The Churchill Thing: Some Big Words About Trump and Some Other Chap
Sabia Rigby
In the “Jungle:” Report from the Refugee Camp in Calais, France
Linn Washington Jr.
Pot Decriminalization Yields $9-million in Savings for Philadelphia
Pepe Escobar
“America has lost” in the Philippines
Pauline Murphy
Political Feminism: the Legacy of Victoria Woodhull
Lizzie Maldonado
The Burdens of World War III
David Swanson
Slavery Was Abolished
Thomas Mountain
Preventing Cultural Genocide with the Mother Tongue Policy in Eritrea
Colin Todhunter
Agrochemicals And The Cesspool Of Corruption: Dr. Mason Writes To The US EPA
October 25, 2016
David Swanson
Halloween Is Coming, Vladimir Putin Isn’t
Hiroyuki Hamada
Fear Laundering: an Elaborate Psychological Diversion and Bid for Power
Priti Gulati Cox
President Obama: Before the Empire Falls, Free Leonard Peltier and Mumia Abu-Jamal
Kathy Deacon
Plus ça Change: Regime Change 1917-1920
Robin Goodman
Appetite for Destruction: America’s War Against Itself
Richard Moser
On Power, Privilege, and Passage: a Letter to My Nephew
Rev. William Alberts
The Epicenter of the Moral Universe is Our Common Humanity, Not Religion
Dan Bacher
Inspector General says Reclamation Wasted $32.2 Million on Klamath irrigators
David Mattson
A Recipe for Killing: the “Trust Us” Argument of State Grizzly Bear Managers
Derek Royden
The Tragedy in Yemen

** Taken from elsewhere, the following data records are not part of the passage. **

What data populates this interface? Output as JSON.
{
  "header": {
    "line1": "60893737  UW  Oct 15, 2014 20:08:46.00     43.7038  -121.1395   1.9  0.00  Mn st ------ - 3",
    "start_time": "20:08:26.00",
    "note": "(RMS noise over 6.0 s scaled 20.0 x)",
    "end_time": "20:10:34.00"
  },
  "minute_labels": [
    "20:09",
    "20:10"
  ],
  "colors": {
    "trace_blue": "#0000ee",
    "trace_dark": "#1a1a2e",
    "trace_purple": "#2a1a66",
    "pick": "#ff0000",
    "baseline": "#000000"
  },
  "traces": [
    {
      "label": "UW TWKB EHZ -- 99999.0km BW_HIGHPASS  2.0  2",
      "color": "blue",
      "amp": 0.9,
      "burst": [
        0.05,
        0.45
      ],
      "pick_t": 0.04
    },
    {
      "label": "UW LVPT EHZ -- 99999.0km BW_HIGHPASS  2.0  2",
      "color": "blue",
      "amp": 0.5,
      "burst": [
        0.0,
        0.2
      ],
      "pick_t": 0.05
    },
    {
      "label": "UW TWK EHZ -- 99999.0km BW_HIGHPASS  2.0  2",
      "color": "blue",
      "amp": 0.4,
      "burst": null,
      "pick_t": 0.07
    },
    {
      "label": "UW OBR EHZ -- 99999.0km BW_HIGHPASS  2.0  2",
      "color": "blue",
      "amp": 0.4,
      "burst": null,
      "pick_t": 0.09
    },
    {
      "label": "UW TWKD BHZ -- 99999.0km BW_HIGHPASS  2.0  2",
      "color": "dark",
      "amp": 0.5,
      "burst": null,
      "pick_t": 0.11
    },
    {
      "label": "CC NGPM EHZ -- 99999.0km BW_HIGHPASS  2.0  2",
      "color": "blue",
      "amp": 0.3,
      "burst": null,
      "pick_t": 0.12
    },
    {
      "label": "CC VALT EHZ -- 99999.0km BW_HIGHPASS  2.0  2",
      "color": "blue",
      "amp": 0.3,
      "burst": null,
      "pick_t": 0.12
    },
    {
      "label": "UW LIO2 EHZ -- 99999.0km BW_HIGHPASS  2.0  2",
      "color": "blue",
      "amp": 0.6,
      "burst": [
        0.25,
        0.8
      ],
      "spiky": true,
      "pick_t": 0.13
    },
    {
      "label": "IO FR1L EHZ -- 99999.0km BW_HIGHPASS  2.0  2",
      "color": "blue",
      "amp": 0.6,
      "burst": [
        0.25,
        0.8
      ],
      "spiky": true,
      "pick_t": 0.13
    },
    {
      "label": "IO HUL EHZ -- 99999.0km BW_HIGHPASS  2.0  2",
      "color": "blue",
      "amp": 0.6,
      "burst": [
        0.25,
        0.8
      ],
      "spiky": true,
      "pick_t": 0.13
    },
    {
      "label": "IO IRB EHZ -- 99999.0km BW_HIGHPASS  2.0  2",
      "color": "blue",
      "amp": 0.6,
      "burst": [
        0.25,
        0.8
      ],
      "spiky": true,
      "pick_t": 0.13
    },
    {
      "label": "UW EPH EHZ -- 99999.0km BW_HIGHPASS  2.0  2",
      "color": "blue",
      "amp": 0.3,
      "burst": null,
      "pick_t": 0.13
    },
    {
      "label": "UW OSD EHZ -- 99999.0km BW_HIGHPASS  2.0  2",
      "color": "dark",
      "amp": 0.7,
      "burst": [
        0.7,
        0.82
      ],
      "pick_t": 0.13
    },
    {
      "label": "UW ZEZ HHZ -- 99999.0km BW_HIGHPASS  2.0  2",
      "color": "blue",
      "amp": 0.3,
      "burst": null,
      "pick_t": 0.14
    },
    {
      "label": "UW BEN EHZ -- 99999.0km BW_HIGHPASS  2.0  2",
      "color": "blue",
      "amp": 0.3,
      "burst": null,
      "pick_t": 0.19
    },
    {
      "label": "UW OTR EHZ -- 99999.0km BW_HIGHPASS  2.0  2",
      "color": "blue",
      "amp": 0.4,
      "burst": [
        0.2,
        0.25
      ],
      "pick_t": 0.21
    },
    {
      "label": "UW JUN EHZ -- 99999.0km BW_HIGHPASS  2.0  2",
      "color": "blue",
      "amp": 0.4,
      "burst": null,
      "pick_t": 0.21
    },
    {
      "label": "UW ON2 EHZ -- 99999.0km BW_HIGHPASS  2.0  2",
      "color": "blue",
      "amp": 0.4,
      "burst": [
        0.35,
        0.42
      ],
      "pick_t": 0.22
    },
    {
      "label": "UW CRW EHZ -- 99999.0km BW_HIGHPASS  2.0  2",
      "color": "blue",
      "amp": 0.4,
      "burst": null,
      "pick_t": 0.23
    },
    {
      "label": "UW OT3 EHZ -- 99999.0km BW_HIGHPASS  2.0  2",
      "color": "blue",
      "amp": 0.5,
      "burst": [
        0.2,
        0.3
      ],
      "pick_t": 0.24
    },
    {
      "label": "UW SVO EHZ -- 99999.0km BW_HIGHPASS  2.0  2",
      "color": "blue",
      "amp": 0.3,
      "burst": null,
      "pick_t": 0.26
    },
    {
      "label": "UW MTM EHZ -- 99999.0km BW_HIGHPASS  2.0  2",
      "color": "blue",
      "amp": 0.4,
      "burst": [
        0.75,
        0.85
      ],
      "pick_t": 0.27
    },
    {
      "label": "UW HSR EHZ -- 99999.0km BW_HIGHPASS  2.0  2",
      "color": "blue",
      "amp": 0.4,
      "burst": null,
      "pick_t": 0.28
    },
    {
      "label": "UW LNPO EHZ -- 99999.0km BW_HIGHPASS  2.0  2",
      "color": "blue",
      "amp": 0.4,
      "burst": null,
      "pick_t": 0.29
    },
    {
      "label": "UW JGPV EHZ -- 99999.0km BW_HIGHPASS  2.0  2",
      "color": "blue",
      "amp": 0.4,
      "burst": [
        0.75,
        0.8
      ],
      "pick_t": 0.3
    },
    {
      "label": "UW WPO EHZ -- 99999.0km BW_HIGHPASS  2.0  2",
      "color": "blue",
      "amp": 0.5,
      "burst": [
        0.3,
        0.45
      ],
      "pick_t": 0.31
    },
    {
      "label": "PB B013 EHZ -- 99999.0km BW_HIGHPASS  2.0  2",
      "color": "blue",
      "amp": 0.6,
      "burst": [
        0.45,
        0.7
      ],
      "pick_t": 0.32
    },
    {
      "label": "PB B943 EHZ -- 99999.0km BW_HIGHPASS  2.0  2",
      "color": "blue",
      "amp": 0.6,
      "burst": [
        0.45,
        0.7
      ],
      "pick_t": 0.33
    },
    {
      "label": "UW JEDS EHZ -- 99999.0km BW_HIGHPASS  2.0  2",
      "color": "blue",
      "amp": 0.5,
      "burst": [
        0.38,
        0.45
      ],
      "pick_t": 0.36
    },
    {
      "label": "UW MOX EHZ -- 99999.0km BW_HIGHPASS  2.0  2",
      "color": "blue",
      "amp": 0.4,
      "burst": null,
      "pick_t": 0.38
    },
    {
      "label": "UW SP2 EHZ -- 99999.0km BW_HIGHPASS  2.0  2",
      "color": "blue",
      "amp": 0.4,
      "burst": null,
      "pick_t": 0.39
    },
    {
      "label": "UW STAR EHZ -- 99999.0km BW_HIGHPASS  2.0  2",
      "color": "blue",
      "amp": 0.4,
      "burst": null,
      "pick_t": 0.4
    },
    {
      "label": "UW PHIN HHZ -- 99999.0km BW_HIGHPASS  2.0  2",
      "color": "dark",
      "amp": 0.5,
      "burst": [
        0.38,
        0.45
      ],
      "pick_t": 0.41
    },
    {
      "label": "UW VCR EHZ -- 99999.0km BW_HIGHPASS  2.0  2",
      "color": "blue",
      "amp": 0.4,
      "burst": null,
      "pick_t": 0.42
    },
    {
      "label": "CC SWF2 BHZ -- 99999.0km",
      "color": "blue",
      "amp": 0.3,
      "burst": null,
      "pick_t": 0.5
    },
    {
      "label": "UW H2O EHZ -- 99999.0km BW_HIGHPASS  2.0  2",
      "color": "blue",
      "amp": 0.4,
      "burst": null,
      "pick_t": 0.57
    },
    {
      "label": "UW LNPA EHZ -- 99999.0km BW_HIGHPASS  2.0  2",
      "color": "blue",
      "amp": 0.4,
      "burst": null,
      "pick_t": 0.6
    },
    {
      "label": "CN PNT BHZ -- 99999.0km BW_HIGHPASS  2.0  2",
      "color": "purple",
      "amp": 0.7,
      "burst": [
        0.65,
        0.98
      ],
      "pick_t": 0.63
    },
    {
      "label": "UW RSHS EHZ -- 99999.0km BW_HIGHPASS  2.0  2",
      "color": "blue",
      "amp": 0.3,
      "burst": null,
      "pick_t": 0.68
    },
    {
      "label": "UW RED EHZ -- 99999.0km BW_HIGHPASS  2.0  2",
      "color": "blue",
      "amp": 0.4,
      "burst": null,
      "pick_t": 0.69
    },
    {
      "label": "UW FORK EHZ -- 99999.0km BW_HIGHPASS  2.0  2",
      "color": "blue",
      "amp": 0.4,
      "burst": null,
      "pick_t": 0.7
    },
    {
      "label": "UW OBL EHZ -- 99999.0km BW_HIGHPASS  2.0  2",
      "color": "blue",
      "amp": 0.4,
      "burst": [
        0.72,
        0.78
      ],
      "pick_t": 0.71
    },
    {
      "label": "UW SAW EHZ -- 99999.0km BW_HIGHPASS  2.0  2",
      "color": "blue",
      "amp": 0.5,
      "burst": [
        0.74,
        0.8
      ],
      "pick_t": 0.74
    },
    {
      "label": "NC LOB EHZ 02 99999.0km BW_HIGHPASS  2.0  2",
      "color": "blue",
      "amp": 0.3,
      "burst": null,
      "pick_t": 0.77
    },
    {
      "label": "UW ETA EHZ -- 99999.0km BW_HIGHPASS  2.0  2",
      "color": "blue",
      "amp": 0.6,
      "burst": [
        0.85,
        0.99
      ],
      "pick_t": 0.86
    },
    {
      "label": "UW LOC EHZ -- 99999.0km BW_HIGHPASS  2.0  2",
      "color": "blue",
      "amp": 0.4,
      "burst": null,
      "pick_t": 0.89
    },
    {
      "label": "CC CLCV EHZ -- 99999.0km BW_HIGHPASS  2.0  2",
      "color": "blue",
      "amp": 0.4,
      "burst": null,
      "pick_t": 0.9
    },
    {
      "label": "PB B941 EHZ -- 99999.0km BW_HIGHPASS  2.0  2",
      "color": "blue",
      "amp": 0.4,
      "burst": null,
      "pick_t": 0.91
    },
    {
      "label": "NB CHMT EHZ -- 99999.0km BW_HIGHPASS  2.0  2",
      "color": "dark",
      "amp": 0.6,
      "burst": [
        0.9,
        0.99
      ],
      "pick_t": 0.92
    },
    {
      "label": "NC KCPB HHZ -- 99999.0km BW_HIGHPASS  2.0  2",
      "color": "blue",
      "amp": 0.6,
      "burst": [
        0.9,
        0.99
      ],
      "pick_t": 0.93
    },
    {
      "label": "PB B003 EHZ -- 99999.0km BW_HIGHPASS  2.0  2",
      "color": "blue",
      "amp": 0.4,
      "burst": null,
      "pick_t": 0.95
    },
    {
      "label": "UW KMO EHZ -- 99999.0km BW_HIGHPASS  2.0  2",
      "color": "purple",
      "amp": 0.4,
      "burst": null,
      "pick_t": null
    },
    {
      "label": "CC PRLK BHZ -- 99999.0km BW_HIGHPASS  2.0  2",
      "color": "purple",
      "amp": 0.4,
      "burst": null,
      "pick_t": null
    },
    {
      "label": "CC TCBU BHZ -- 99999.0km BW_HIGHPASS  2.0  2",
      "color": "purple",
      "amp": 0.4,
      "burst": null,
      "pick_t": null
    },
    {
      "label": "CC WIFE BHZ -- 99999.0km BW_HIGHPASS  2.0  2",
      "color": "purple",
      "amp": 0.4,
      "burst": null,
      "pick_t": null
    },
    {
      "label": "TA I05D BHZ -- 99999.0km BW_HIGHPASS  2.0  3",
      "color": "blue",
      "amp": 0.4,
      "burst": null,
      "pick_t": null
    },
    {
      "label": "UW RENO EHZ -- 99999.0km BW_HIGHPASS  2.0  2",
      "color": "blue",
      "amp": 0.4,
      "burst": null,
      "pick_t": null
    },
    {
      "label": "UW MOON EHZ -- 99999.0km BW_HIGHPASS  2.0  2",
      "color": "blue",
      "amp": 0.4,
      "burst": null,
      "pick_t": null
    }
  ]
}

Ralph Nader
Breaking Through Power: It’s Easier Than We Think
Norman Pollack
Centrist Fascism: Lurching Forward
Guillermo R. Gil
Cell to Cell Communication: On How to Become Governor of Puerto Rico
Mateo Pimentel
You, Me, and the Trolley Make Three
Cathy Breen
“Today Is One of the Heaviest Days of My Life”
October 24, 2016
John Steppling
The Unwoke: Sleepwalking into the Nightmare
Oscar Ortega
Clinton’s Troubling Silence on the Dakota Access Pipeline
Patrick Cockburn
Aleppo vs. Mosul: Media Biases
John Grant
Humanizing Our Militarized Border
Franklin Lamb
US-led Sanctions Targeting Syria Risk Adjudication as War Crimes
Paul Bentley
There Must Be Some Way Out of Here: the Silence of Dylan
Norman Pollack
Militarism: The Elephant in the Room
Patrick Bosold
Dakota Access Oil Pipeline: Invite CEO to Lunch, Go to Jail
Paul Craig Roberts
Was Russia’s Hesitation in Syria a Strategic Mistake?
David Swanson
Of All the Opinions I’ve Heard on Syria
Weekend Edition
October 21, 2016
Friday - Sunday
John Wight
Hillary Clinton and the Brutal Murder of Gaddafi
Diana Johnstone
Hillary Clinton’s Strategic Ambition in a Nutshell
Jeffrey St. Clair
Roaming Charges: Trump’s Naked and Hillary’s Dead
John W. Whitehead
American Psycho: Sex, Lies and Politics Add Up to a Terrifying Election Season
Stephen Cooper
Hell on Earth in Alabama: Inside Holman Prison
Patrick Cockburn
13 Years of War: Mosul’s Frightening and Uncertain Future